“I think the citizens have shown they are pretty happy with that they’ve received [over the last five years],” he said. “So I think it’s a little bit of a risk to break the contract into little pieces the way it’s been done. It will require a lot more oversight to manage, whereas before there was only one place to go if you had a problem.”
[Porter is not involved in city politics or the bidding for new services.]
City Councilman Tibby DeJulio also talked of the importance of competition.
“What happened was CH2 was not the low bidder and to be responsible for the people of Sandy Springs, it’s [City Council’s] responsibility to make the competitive system work,” he said.
DeJulio served on the Contracts Committee with Mayor Eva Galambos and Councilman John Paulson. The committee looked at price only after they determined which companies met their criteria, he said.
“Price was submitted separately. The price came in a sealed envelope and was put in a safe that nobody had access to. After all the evaluations were done, then the prices were looked at. It wasn’t a situation where we looked at a price and said, ‘Oh it’s them,’ “ DeJulio said.
Since the new contracts were awarded, some employees, who were notified that they were not being kept on, have moved from City Hall over to CH2M Hill offices. Demit said the company will try to find new positions for all staff that didn’t receive offer letters, or they will be laid-off with a severance package.

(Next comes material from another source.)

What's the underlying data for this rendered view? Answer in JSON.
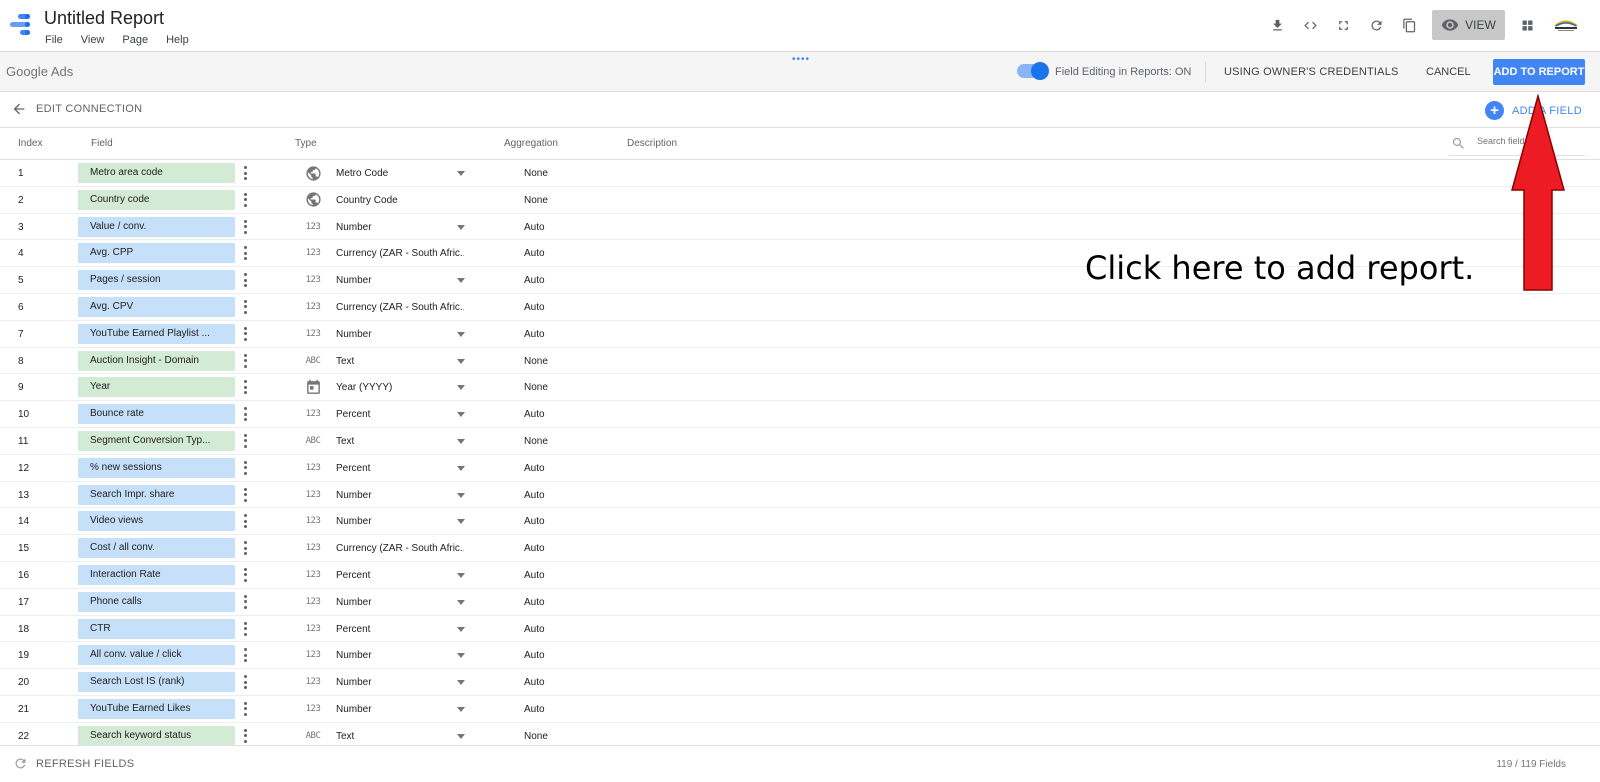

“With every individual we are working diligently to find them opportunities. We couldn’t be more proud of those individuals and the way they’ve conducted themselves. And they continue to work hard for the city right up to June 30,” Demit said.